The plan of a parallel legal system would give enterprises the opportunity to sue countries in private arbitration tribunals if the companies see their investments as being jeopardized by national laws or regulations. Compensation claims running into billions or laws that have to be revoked could be the result – without the sued countries having the opportunity to have such a judgement reviewed by democratically legitimized courts.
The parliaments are losing their influence to a committee that will be responsible for the adaptation of standards before members of parliament have even been given a chance to acquaint themselves with the treaty.
To sum up, TTIP is synonymous with the far-reaching loss of sovereignty of the European Union and its individual countries, as well as of the people of Europe and the USA. Instead, large corporations will increasingly gain power and have a direct influence on the legislation and its implementation.
Who is on which side?
The environmental organization Greenpeace has significantly shaped and enforced the precautionary principle (according to which the safety of a product has to be proven by its manufacturer). With campaigns focusing on dilute acids, chlorine bleaches and gene technology, Greenpeace has been protecting the environment and people from dangers for a number of decades now.
In Germany the big coalition of CDU (Christian Democrats) and SPD (Social Democrats) endorses and supports TTIP, despite the fact that the topic is not without controversy, especially amongst the SPD’s grassroots supporters.
Who is primarily responsible?
The most important supporters of TTIP are the heads of government represented in the European Council: in the case of Germany, Federal Chancellor Angela Merkel, as well as the European Union’s MPs. Ultimately, EU governments – together with the European Parliament – will vote whether to go ahead with the deal once EU and US negotiators have come up with a final agreement.
The aim of Greenpeace as an environmental organization is to prevent TTIP.

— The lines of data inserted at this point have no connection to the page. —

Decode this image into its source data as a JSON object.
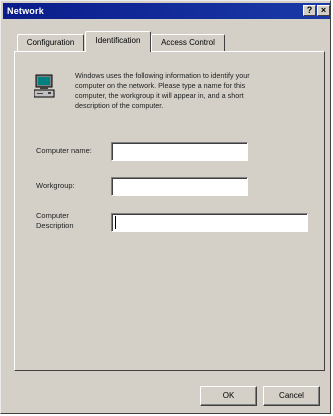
{
  "window": {
    "title": "Network",
    "help_label": "?",
    "close_label": "×",
    "help_icon": "help-icon",
    "close_icon": "close-icon"
  },
  "tabs": [
    {
      "label": "Configuration",
      "active": false
    },
    {
      "label": "Identification",
      "active": true
    },
    {
      "label": "Access Control",
      "active": false
    }
  ],
  "identification": {
    "icon": "computer-icon",
    "info_lines": [
      "Windows uses the following information to identify your",
      "computer on the network. Please type a name for this",
      "computer, the workgroup it will appear in, and a short",
      "description of the computer."
    ],
    "fields": {
      "computer_name": {
        "label": "Computer name:",
        "value": ""
      },
      "workgroup": {
        "label": "Workgroup:",
        "value": ""
      },
      "computer_description": {
        "label_line1": "Computer",
        "label_line2": "Description",
        "value": ""
      }
    }
  },
  "buttons": {
    "ok": "OK",
    "cancel": "Cancel"
  },
  "colors": {
    "titlebar": "#0a1c8a",
    "face": "#d4d0c8"
  }
}
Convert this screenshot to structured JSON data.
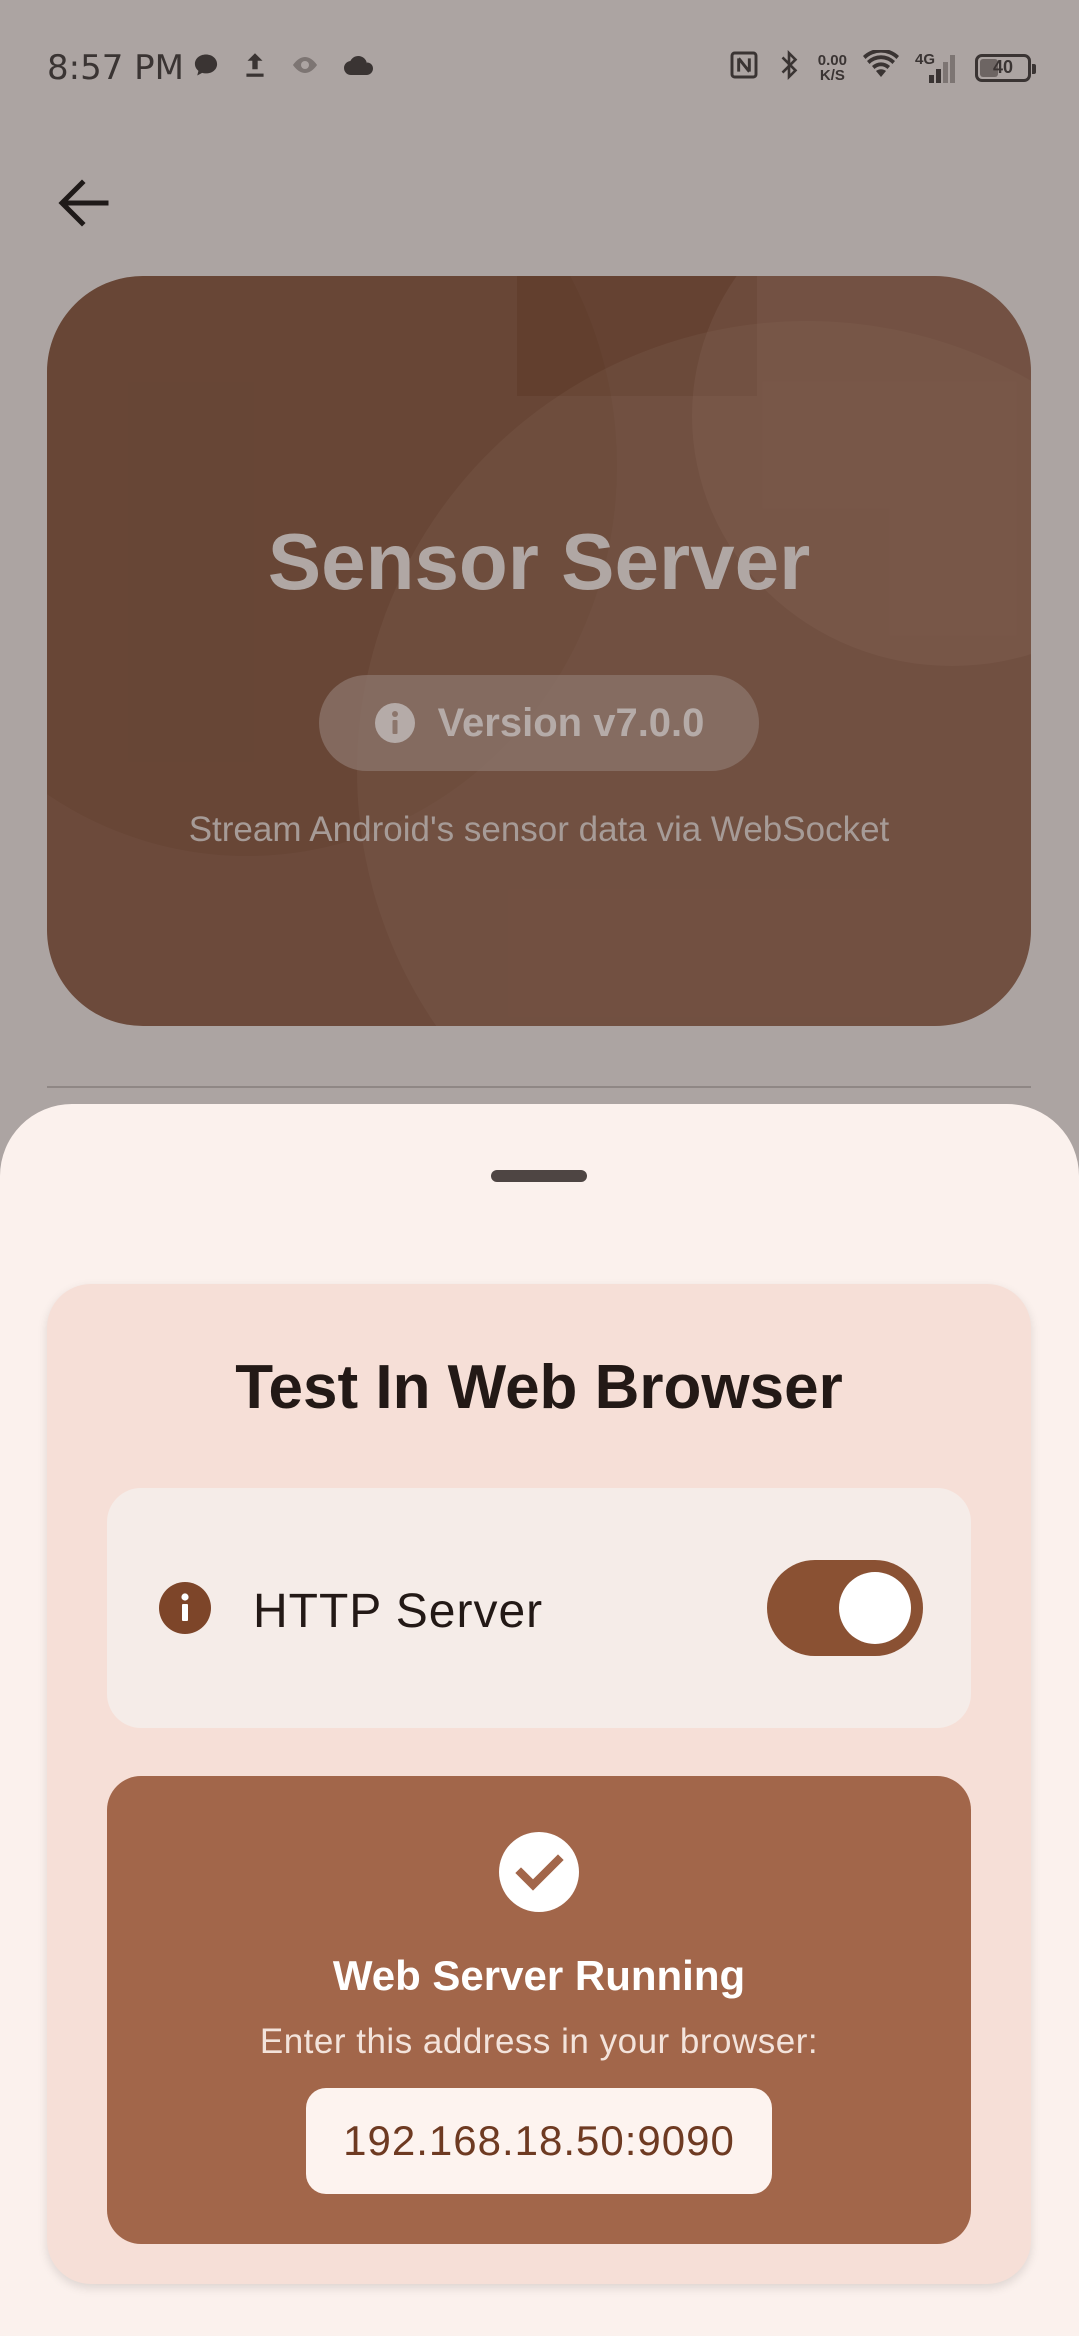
{
  "status_bar": {
    "time": "8:57 PM",
    "net_speed_value": "0.00",
    "net_speed_unit": "K/S",
    "network_type": "4G",
    "battery_level": "40",
    "battery_fraction": 0.4,
    "left_icons": [
      "chat-bubble-icon",
      "upload-icon",
      "eye-icon",
      "cloud-icon"
    ],
    "right_icons": [
      "nfc-icon",
      "bluetooth-icon",
      "net-speed",
      "wifi-icon",
      "cellular-4g-icon",
      "battery-icon"
    ]
  },
  "nav": {
    "back_icon": "arrow-back-icon"
  },
  "hero": {
    "title": "Sensor Server",
    "version": "Version v7.0.0",
    "subtitle": "Stream Android's sensor data via WebSocket"
  },
  "sheet": {
    "card_title": "Test In Web Browser",
    "http_server_label": "HTTP Server",
    "http_server_enabled": true,
    "status_title": "Web Server Running",
    "status_hint": "Enter this address in your browser:",
    "address": "192.168.18.50:9090"
  },
  "colors": {
    "scrim": "#aca4a2",
    "hero_card": "#6c4a3b",
    "sheet_background": "#fbf1ed",
    "card_background": "#f6dfd7",
    "toggle_on": "#8a5133",
    "status_panel": "#a2664a"
  }
}
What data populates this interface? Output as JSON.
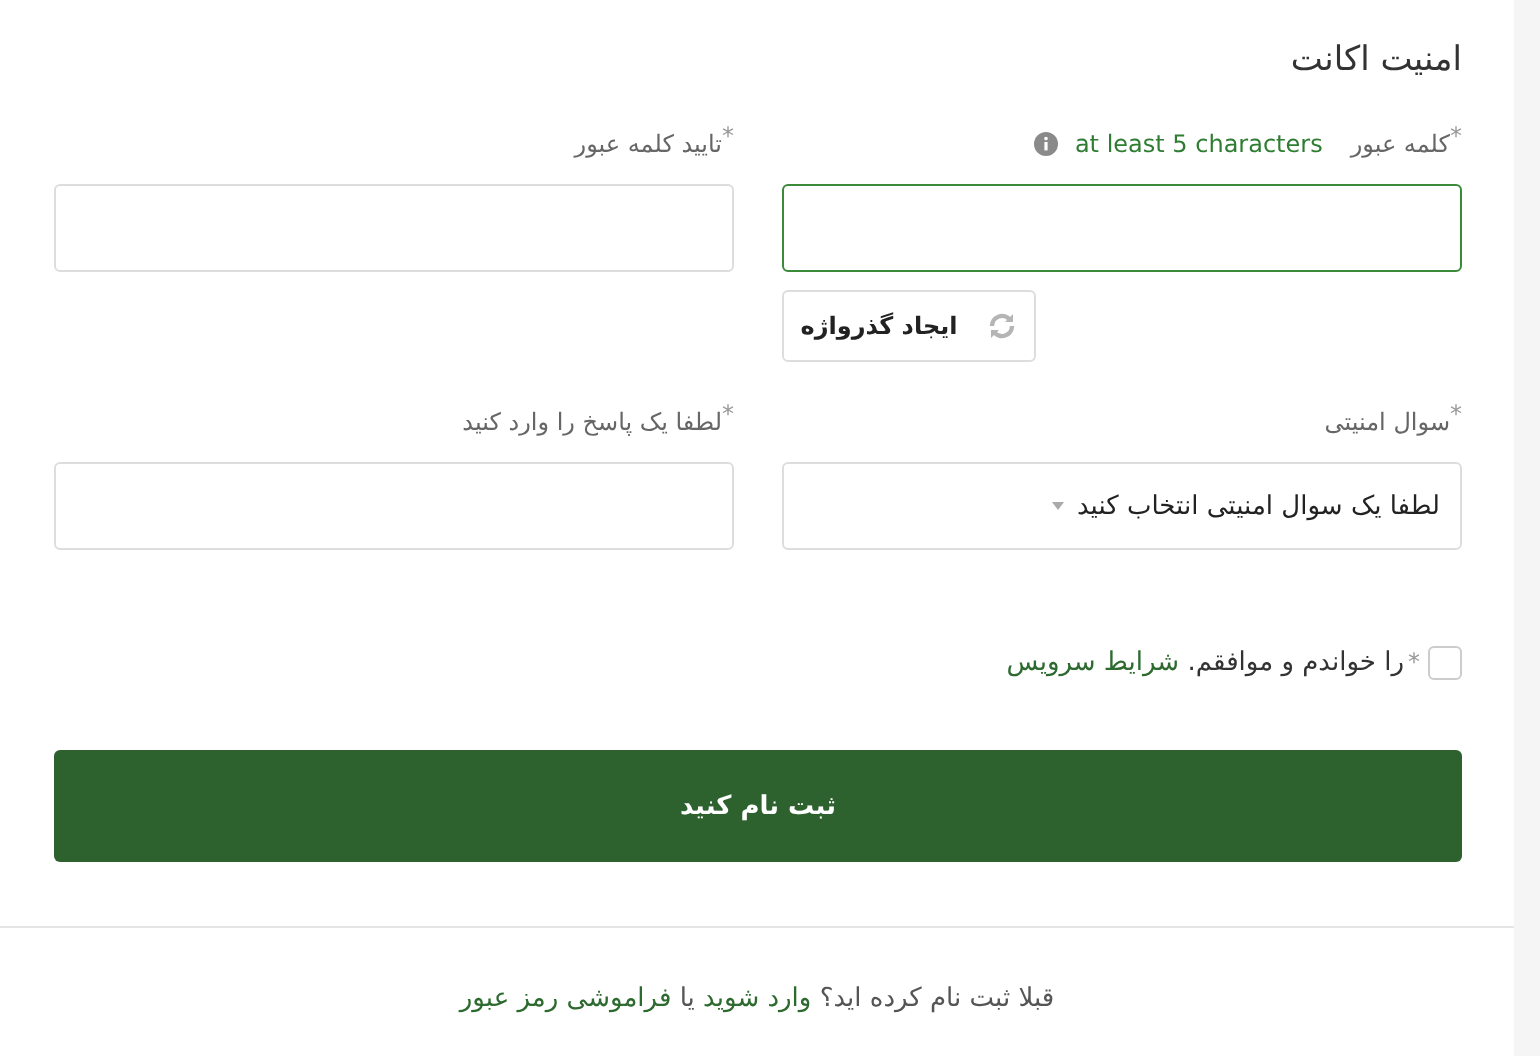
{
  "section_title": "امنیت اکانت",
  "fields": [
    {
      "kind": "password",
      "label": "کلمه عبور",
      "required_mark": "*",
      "hint": "at least 5 characters",
      "focused": true,
      "button": "ایجاد گذرواژه"
    },
    {
      "kind": "text",
      "label": "تایید کلمه عبور",
      "required_mark": "*",
      "focused": false
    },
    {
      "kind": "select",
      "label": "سوال امنیتی",
      "required_mark": "*",
      "value": "لطفا یک سوال امنیتی انتخاب کنید",
      "focused": false
    },
    {
      "kind": "text",
      "label": "لطفا یک پاسخ را وارد کنید",
      "required_mark": "*",
      "focused": false
    }
  ],
  "terms": {
    "checked": false,
    "required_mark": "*",
    "text": "را خواندم و موافقم.",
    "link": "شرایط سرویس"
  },
  "submit": "ثبت نام کنید",
  "footer": [
    {
      "kind": "text",
      "text": "قبلا ثبت نام کرده اید؟"
    },
    {
      "kind": "link",
      "text": "وارد شوید"
    },
    {
      "kind": "text",
      "text": "یا"
    },
    {
      "kind": "link",
      "text": "فراموشی رمز عبور"
    }
  ]
}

Environmental and consumer protection in Europe needs to be safeguarded and it is imperative that a future improvement of the consumer and environmental protection laws is secured. But this is only possible if as many people as possible stand up and voice their objection – after all, there’s nothing politicians fear more than the discontent of their voters. This is why it’s necessary to communicate the complex and multi-faceted topic of TTIP as clearly as possible in a way that everyone understands.